When doing your routine maintenance, here are some things you should do. 1) Get up on the roof and take a look. You should also take some things with you such as a camera a sharpie or other marker, and a water bottle. Once you are up on the roof, start from the back, and moving forward, observe everything that has been sealed before by another sealant. You should examine the seals closely to see if you can find any cracks that have started. Don't just look for large cracks, also not any smaller cracks that could be a sign of future problems. Any smaller cracks, make sure you make them noticeable by using your marker. The more problematic areas will be where the ladder attaches to the roof as well as the vents for the tanks and the shower. These areas tend to have more problems than others, and should be treated with more care. After you make note of all the problem areas, gather your tools and get to work. After getting everything you need, go ahead and start first by cleaning your old work, so that the rubber roof sealant can adhere properly. Then you are ready to get the real work done.
EPDM Rubber Roofing is a very good way to keep the life of your RV going as long as it can. EPDM Rubber Roofs are usually maintenance free for the first ten years after they are installed. Although you may want to wash it down with soap and water every once in a while. But there are things that you can do that will cause much damage to your EPDM rubber roof. Use of harsh chemicals or any gasoline based products will cause a lot of damage. But going back to the specifics of EPDM rubber roofing, if you see a chalky look as time passes, do not fret, this is completely normal. You may even get some white streaks down the side of your RV, but once again, there is nothing to worry about. This is normal. In fact, this layer is there to protect your rubber roof from degrading. this layer is actually oxidized EPDM and it is there to protect the unoxidized EPDM layer beneath the top layer. EPDM rubber roofing does not last forever, like everything in life, and will eventually need replacing or resealing.

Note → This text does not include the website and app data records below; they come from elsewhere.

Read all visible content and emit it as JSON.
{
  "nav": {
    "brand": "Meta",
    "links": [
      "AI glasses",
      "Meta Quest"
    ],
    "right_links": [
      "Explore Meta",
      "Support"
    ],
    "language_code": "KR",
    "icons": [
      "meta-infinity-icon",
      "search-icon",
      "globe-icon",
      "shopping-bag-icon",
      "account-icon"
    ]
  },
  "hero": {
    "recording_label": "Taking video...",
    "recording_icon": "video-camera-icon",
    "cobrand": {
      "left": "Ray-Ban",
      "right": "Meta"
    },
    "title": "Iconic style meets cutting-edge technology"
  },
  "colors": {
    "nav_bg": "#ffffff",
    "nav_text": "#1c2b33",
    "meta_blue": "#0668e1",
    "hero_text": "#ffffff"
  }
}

If you notice deterioration in your EPDM roof, there are products you can buy to seal it up. Whatever product you use, make sure it is compatible with your EPDM roof. This is handy to ensure you don't damage the roof further in your effort to fix a problem. The big bonus with EPDM rubber roofing, is that it is durable in any conditions. So when your going from cold to hot, rainy to sunny, and back again, you can feel safe knowing your roof can take the beating. There are many things going for EPDM roofing, such as it can deal with movement in various climates without stressing the roof. Also EPDM roofing is not made with organic materials that can deteriorate more rapidly over time, this ensuring that it is made to last. Also, EPDM rubber roofing is environmentally safe. There is no need to worry about any problems you may cause to the environment by using EPDM. EPDM has also been known to last 40 or 50 years, which means that it will realistically never have to be replaced. This saves you a lot of money in the long run, because not a lot of maintenance is necessary to keep you EPDM roofing intact. Also EPDM is the greatest value in the industry you can get, which means you ca be happy that you got a great cost effective solution to your roofing problem. Another great thing about EPDM roofs, is if your EPDM rubber roof needs repair or modification, this can be done easily, regardless of what its been through.